Students will not be spending their entire school day on a device. Daily use of the iPad or MacBook will vary by teacher, and by day. We believe in a healthy balance for how we learn, which includes a variety of teaching and learning strategies. Some learning will take place on the iPads, and some will be facilitated by the iPads, and there will be a lot of learning that doesn’t involve the iPad at all!
Can we load our apps or software from home on the devices? At this time, the devices are fully managed by the school division, and because of that, outside apps cannot be installed.
History of Goochland’s 1:1 Computing
During the 2013-14 school year, Goochland County Public Schools launched a one-to-one computing pilot at Goochland Elementary School across grades 3-5. In November of that year, we held an iPad Learning Exhibition to highlight some of the types of activities we had engaged students with, using the new iPads.

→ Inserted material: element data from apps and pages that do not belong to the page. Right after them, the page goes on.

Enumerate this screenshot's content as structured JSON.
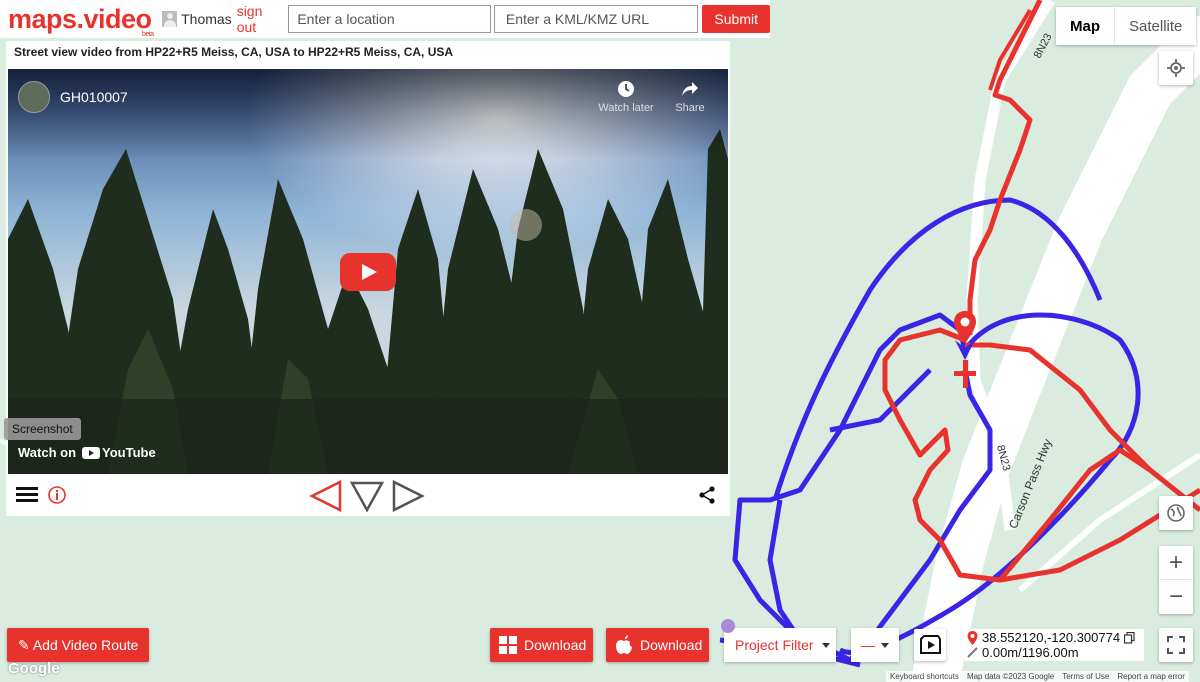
{
  "header": {
    "logo": "maps.video",
    "logo_badge": "beta",
    "username": "Thomas",
    "signout": "sign out",
    "location_placeholder": "Enter a location",
    "kml_placeholder": "Enter a KML/KMZ URL",
    "submit": "Submit"
  },
  "video_panel": {
    "title": "Street view video from HP22+R5 Meiss, CA, USA to HP22+R5 Meiss, CA, USA",
    "video_title": "GH010007",
    "watch_later": "Watch later",
    "share": "Share",
    "screenshot_tooltip": "Screenshot",
    "watch_on": "Watch on",
    "youtube": "YouTube"
  },
  "map": {
    "map_type": [
      "Map",
      "Satellite"
    ],
    "selected_map_type": "Map",
    "road_labels": [
      "8N23",
      "8N23",
      "Carson Pass Hwy"
    ],
    "zoom_in": "+",
    "zoom_out": "−"
  },
  "bottom": {
    "add_route": "✎ Add Video Route",
    "download_windows": "Download",
    "download_mac": "Download",
    "project_filter": "Project Filter",
    "line_style": "—"
  },
  "coords": {
    "latlng": "38.552120,-120.300774",
    "distance": "0.00m/1196.00m"
  },
  "attribution": {
    "google": "Google",
    "shortcuts": "Keyboard shortcuts",
    "map_data": "Map data ©2023 Google",
    "terms": "Terms of Use",
    "report": "Report a map error"
  },
  "colors": {
    "accent": "#e8322d",
    "route_red": "#e8322d",
    "route_blue": "#3a25e6",
    "map_bg": "#d9ecdf"
  }
}
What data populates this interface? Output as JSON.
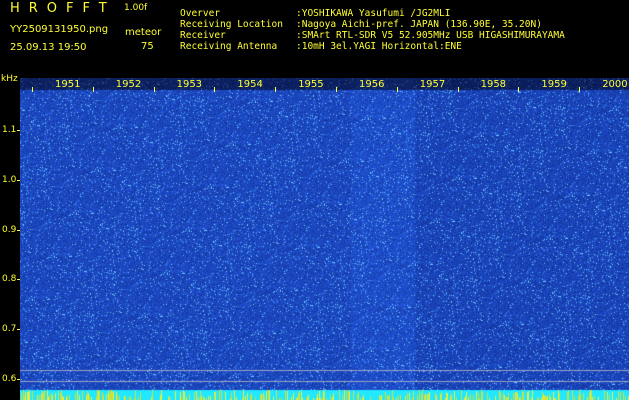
{
  "header": {
    "app_title": "HROFFT",
    "version": "1.00f",
    "filename": "YY2509131950.png",
    "mode_label": "meteor",
    "datetime": "25.09.13 19:50",
    "meteor_count": "75"
  },
  "info": [
    {
      "key": "Overver",
      "value": ":YOSHIKAWA Yasufumi /JG2MLI"
    },
    {
      "key": "Receiving Location",
      "value": ":Nagoya Aichi-pref. JAPAN (136.90E, 35.20N)"
    },
    {
      "key": "Receiver",
      "value": ":SMArt RTL-SDR V5 52.905MHz USB HIGASHIMURAYAMA"
    },
    {
      "key": "Receiving Antenna",
      "value": ":10mH 3el.YAGI Horizontal:ENE"
    }
  ],
  "freq_axis": {
    "unit": "kHz",
    "ticks": [
      {
        "value": 1.1,
        "label": "1.1"
      },
      {
        "value": 1.0,
        "label": "1.0"
      },
      {
        "value": 0.9,
        "label": "0.9"
      },
      {
        "value": 0.8,
        "label": "0.8"
      },
      {
        "value": 0.7,
        "label": "0.7"
      },
      {
        "value": 0.6,
        "label": "0.6"
      }
    ]
  },
  "time_axis": {
    "ticks": [
      "1951",
      "1952",
      "1953",
      "1954",
      "1955",
      "1956",
      "1957",
      "1958",
      "1959",
      "2000"
    ]
  },
  "colors": {
    "text": "#ffff33",
    "background": "#000000",
    "spectrum_base": "#1a2fa6",
    "spectrum_bright": "#7fd0ff",
    "bottom_band": "#22e8ff",
    "marker_lines": "#9aa4c8"
  }
}
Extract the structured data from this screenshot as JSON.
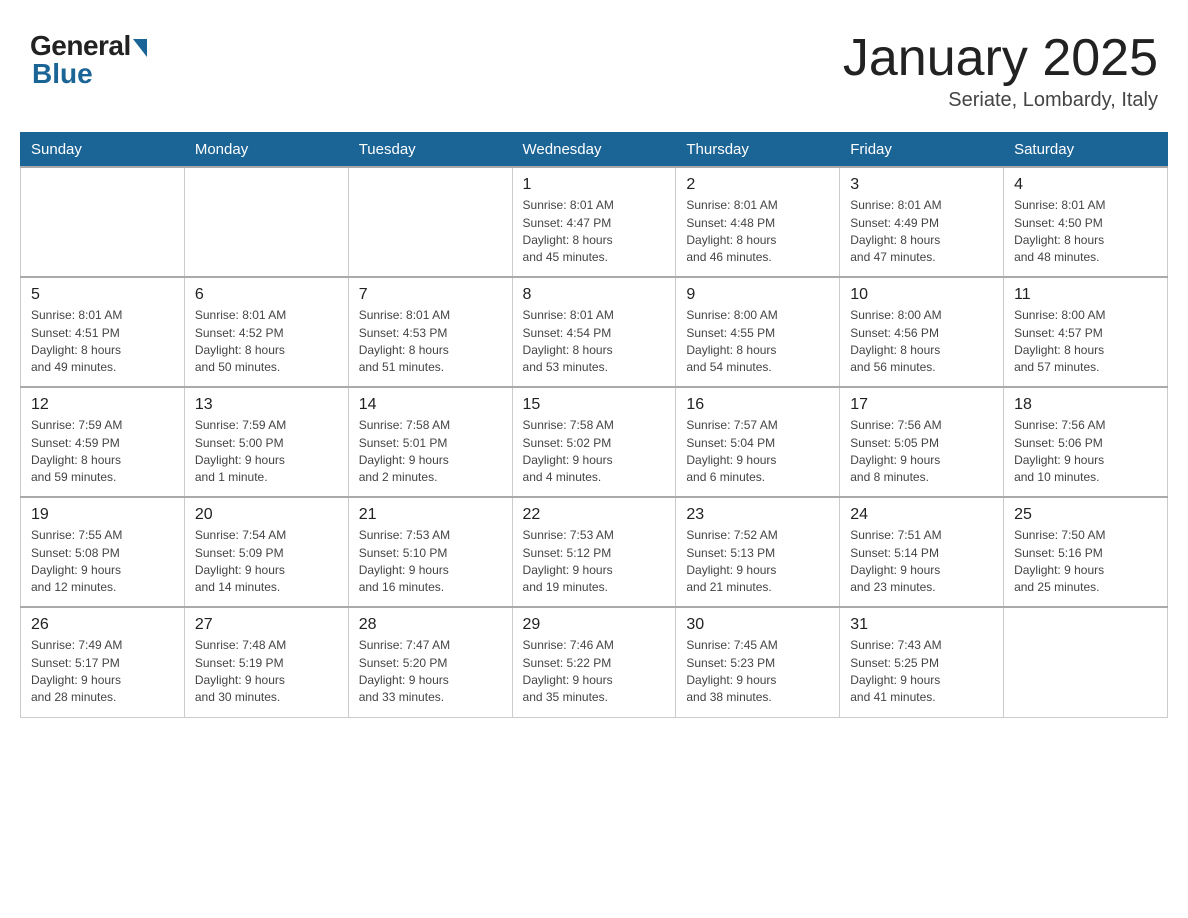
{
  "header": {
    "logo_general": "General",
    "logo_blue": "Blue",
    "title": "January 2025",
    "location": "Seriate, Lombardy, Italy"
  },
  "days_of_week": [
    "Sunday",
    "Monday",
    "Tuesday",
    "Wednesday",
    "Thursday",
    "Friday",
    "Saturday"
  ],
  "weeks": [
    [
      {
        "day": "",
        "info": ""
      },
      {
        "day": "",
        "info": ""
      },
      {
        "day": "",
        "info": ""
      },
      {
        "day": "1",
        "info": "Sunrise: 8:01 AM\nSunset: 4:47 PM\nDaylight: 8 hours\nand 45 minutes."
      },
      {
        "day": "2",
        "info": "Sunrise: 8:01 AM\nSunset: 4:48 PM\nDaylight: 8 hours\nand 46 minutes."
      },
      {
        "day": "3",
        "info": "Sunrise: 8:01 AM\nSunset: 4:49 PM\nDaylight: 8 hours\nand 47 minutes."
      },
      {
        "day": "4",
        "info": "Sunrise: 8:01 AM\nSunset: 4:50 PM\nDaylight: 8 hours\nand 48 minutes."
      }
    ],
    [
      {
        "day": "5",
        "info": "Sunrise: 8:01 AM\nSunset: 4:51 PM\nDaylight: 8 hours\nand 49 minutes."
      },
      {
        "day": "6",
        "info": "Sunrise: 8:01 AM\nSunset: 4:52 PM\nDaylight: 8 hours\nand 50 minutes."
      },
      {
        "day": "7",
        "info": "Sunrise: 8:01 AM\nSunset: 4:53 PM\nDaylight: 8 hours\nand 51 minutes."
      },
      {
        "day": "8",
        "info": "Sunrise: 8:01 AM\nSunset: 4:54 PM\nDaylight: 8 hours\nand 53 minutes."
      },
      {
        "day": "9",
        "info": "Sunrise: 8:00 AM\nSunset: 4:55 PM\nDaylight: 8 hours\nand 54 minutes."
      },
      {
        "day": "10",
        "info": "Sunrise: 8:00 AM\nSunset: 4:56 PM\nDaylight: 8 hours\nand 56 minutes."
      },
      {
        "day": "11",
        "info": "Sunrise: 8:00 AM\nSunset: 4:57 PM\nDaylight: 8 hours\nand 57 minutes."
      }
    ],
    [
      {
        "day": "12",
        "info": "Sunrise: 7:59 AM\nSunset: 4:59 PM\nDaylight: 8 hours\nand 59 minutes."
      },
      {
        "day": "13",
        "info": "Sunrise: 7:59 AM\nSunset: 5:00 PM\nDaylight: 9 hours\nand 1 minute."
      },
      {
        "day": "14",
        "info": "Sunrise: 7:58 AM\nSunset: 5:01 PM\nDaylight: 9 hours\nand 2 minutes."
      },
      {
        "day": "15",
        "info": "Sunrise: 7:58 AM\nSunset: 5:02 PM\nDaylight: 9 hours\nand 4 minutes."
      },
      {
        "day": "16",
        "info": "Sunrise: 7:57 AM\nSunset: 5:04 PM\nDaylight: 9 hours\nand 6 minutes."
      },
      {
        "day": "17",
        "info": "Sunrise: 7:56 AM\nSunset: 5:05 PM\nDaylight: 9 hours\nand 8 minutes."
      },
      {
        "day": "18",
        "info": "Sunrise: 7:56 AM\nSunset: 5:06 PM\nDaylight: 9 hours\nand 10 minutes."
      }
    ],
    [
      {
        "day": "19",
        "info": "Sunrise: 7:55 AM\nSunset: 5:08 PM\nDaylight: 9 hours\nand 12 minutes."
      },
      {
        "day": "20",
        "info": "Sunrise: 7:54 AM\nSunset: 5:09 PM\nDaylight: 9 hours\nand 14 minutes."
      },
      {
        "day": "21",
        "info": "Sunrise: 7:53 AM\nSunset: 5:10 PM\nDaylight: 9 hours\nand 16 minutes."
      },
      {
        "day": "22",
        "info": "Sunrise: 7:53 AM\nSunset: 5:12 PM\nDaylight: 9 hours\nand 19 minutes."
      },
      {
        "day": "23",
        "info": "Sunrise: 7:52 AM\nSunset: 5:13 PM\nDaylight: 9 hours\nand 21 minutes."
      },
      {
        "day": "24",
        "info": "Sunrise: 7:51 AM\nSunset: 5:14 PM\nDaylight: 9 hours\nand 23 minutes."
      },
      {
        "day": "25",
        "info": "Sunrise: 7:50 AM\nSunset: 5:16 PM\nDaylight: 9 hours\nand 25 minutes."
      }
    ],
    [
      {
        "day": "26",
        "info": "Sunrise: 7:49 AM\nSunset: 5:17 PM\nDaylight: 9 hours\nand 28 minutes."
      },
      {
        "day": "27",
        "info": "Sunrise: 7:48 AM\nSunset: 5:19 PM\nDaylight: 9 hours\nand 30 minutes."
      },
      {
        "day": "28",
        "info": "Sunrise: 7:47 AM\nSunset: 5:20 PM\nDaylight: 9 hours\nand 33 minutes."
      },
      {
        "day": "29",
        "info": "Sunrise: 7:46 AM\nSunset: 5:22 PM\nDaylight: 9 hours\nand 35 minutes."
      },
      {
        "day": "30",
        "info": "Sunrise: 7:45 AM\nSunset: 5:23 PM\nDaylight: 9 hours\nand 38 minutes."
      },
      {
        "day": "31",
        "info": "Sunrise: 7:43 AM\nSunset: 5:25 PM\nDaylight: 9 hours\nand 41 minutes."
      },
      {
        "day": "",
        "info": ""
      }
    ]
  ]
}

Our pilot was designed to allow us to try some different things in the classroom, testing apps, figuring out deployment strategies with iPads and configuration, in addition to gathering feedback from, and providing training to, our teachers at GES. We have used this first year of implementation (in our plan called Year 0) to fine-tune our objectives and prepare for a wider distribution across more of our schools.
1:1 programs are not new in education. Dr. Seymour Papert, a visionary theorist and math professor, envisioned a 1:1 environment as early as 1980 in American schools with the rise at the time of personal computers. Henrico County Public School’s laptop initiative in 2001 was among the first major deployments of computers to students in a public setting in the U.S. Since that time, the advances in mobile computing technology and price have allowed more and more school districts to embrace one-to-one scenarios, either through the use of laptops, iPads, or Chromebooks. Other schools are exploring alternatives to purchased technology, with “bring your own device” scenarios. After many years of success here in Goochland of integrating technology into our instructional program, we felt it was time to take advantage of new, promising technology with iPads, and to provide students access to new opportunities in deeper learning across the curriculum.
Apple Distinguished Schools
For 2017-2019, four of Goochland’s Schools—Goochland Elementary, Goochland Middle, Byrd Elementary, and Randolph Elementary—have been named Apple Distinguished Schools. Apple Distinguished Schools are centers of innovation, leadership, and educational excellence that use Apple products to inspire creativity, collaboration, and critical thinking. They showcase innovative uses of technology in learning, teaching, and the school environment and have documented results of academic accomplishment.
This school year (2017-18) nearly completes our 1:1 long-range plan. This year beyond the 3-8 iPads and 9-12 MacBooks, we will be providing iPads to first and second grade classrooms for a 1-12 1:1. Kindergarten students, too, alongside our preschool students, will have access to shared technology in the buildings.
We know from the research and our own experience at GES that a one-to-one program supports increased student engagement with learning, opportunities for deeper learning where we can provide and deliver more personalized learning for students, and better opportunities for assessment of student growth. Over time we expect to see a shift in our instructional approach with more student-centered, project-based learning.
For more information on our 1:1 program and instructional technology, check out our Future Ready webpage.